On 20 May, the Welsh Government announced an extension to the review process "due to the need to consider, in all the circumstances of the case, where the balance of the public interest lies in relation to the information that you have requested".
On 5 June, the government said it "does hold some correspondence that falls into scope" of the request.
But it said the release was exempt under the FOIA because it "is held for the purpose of formulation and development of government policy and disclosure of the information in question would, or would be likely to prejudice relations with the UK government".
Plaid Cymru has long called for the details of correspondence.

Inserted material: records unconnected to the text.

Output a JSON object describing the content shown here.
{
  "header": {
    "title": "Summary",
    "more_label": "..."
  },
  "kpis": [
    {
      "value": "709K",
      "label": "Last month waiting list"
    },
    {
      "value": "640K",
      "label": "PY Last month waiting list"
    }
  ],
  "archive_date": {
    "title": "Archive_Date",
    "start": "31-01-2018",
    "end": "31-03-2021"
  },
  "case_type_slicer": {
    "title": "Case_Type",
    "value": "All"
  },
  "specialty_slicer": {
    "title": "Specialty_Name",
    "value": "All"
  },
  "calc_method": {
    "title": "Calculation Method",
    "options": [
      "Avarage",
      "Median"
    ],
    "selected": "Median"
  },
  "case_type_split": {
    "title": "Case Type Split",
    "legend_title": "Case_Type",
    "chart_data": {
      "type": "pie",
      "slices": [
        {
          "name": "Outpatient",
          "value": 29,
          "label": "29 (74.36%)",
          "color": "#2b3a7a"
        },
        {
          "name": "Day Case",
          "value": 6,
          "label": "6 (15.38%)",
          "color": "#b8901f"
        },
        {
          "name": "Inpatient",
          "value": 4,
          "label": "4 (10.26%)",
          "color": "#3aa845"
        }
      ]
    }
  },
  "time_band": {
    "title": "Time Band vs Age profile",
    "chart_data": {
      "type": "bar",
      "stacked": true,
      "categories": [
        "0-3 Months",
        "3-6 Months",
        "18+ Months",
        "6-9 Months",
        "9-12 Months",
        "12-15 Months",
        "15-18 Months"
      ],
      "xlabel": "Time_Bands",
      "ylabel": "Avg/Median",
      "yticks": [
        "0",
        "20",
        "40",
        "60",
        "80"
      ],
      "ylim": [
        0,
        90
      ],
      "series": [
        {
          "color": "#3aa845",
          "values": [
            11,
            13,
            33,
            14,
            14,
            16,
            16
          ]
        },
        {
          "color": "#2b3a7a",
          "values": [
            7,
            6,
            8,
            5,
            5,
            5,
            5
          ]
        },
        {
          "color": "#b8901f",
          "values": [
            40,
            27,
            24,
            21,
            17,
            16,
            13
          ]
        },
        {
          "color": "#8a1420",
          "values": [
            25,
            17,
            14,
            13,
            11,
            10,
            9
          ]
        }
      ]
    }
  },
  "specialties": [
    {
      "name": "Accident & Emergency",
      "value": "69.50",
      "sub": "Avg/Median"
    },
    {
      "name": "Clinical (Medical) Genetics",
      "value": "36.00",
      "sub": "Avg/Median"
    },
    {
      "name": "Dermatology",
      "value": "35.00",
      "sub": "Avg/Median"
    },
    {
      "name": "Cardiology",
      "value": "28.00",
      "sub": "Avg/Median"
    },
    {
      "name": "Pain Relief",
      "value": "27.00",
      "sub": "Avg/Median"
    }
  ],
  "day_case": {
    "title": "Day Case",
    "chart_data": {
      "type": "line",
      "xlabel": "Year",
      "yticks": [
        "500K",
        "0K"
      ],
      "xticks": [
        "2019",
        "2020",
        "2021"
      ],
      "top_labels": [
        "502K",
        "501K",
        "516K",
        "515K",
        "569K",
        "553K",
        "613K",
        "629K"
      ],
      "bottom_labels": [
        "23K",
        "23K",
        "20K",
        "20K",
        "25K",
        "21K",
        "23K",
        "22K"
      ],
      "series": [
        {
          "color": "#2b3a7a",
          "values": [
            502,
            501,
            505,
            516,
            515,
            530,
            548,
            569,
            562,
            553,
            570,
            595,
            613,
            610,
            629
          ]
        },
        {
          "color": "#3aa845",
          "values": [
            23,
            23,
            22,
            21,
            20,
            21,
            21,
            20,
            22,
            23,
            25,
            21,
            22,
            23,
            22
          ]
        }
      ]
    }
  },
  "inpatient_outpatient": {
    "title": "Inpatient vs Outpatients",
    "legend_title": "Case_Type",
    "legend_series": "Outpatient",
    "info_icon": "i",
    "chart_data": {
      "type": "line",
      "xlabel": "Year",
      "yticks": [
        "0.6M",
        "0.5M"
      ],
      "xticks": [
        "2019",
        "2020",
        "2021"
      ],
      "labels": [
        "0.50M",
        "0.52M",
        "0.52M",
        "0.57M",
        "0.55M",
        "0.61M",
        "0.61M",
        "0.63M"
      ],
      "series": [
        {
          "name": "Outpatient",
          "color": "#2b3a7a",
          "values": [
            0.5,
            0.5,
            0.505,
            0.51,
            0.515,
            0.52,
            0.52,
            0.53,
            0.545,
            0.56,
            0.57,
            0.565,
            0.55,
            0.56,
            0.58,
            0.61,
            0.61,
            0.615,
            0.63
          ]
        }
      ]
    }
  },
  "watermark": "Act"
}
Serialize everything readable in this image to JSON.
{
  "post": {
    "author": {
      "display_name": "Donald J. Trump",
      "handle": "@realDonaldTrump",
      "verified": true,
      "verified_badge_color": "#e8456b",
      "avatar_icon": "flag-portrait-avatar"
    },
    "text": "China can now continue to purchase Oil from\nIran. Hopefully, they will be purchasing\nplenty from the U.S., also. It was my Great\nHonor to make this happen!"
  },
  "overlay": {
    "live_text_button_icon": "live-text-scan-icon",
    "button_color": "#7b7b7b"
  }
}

The party's leader Adam Price said it was "deeply disappointing that the Welsh Government has decided not to publish the correspondence between themselves and Roche - correspondence which would reveal exactly why the deal - which would have secured 5,000 daily Covid-19 tests for Wales, collapsed".
"Why then is the Welsh Government so ready to protect Westminster by choosing not to publish this correspondence when the collapse of the deal, and apparent gazumping, left Wales drastically wanting in terms of crucial Covid-19 testing capacity?" he said.
Paul Davies, leader of the Conservatives in the Senedd, said: "The Welsh Government has already been asked questions regarding the name of the company involved, if there was an agreement or a contract and why the supply of tests collapsed and interestingly the Welsh Government responded by stating it 'does not hold' the information requested.
"It is, therefore, shocking that a similar request should receive a different response stating that the information can't be disclosed.
"The Welsh Government should now come clean about this matter and tell us whether it doesn't hold the information or whether it can't be disclosed. It cannot be both."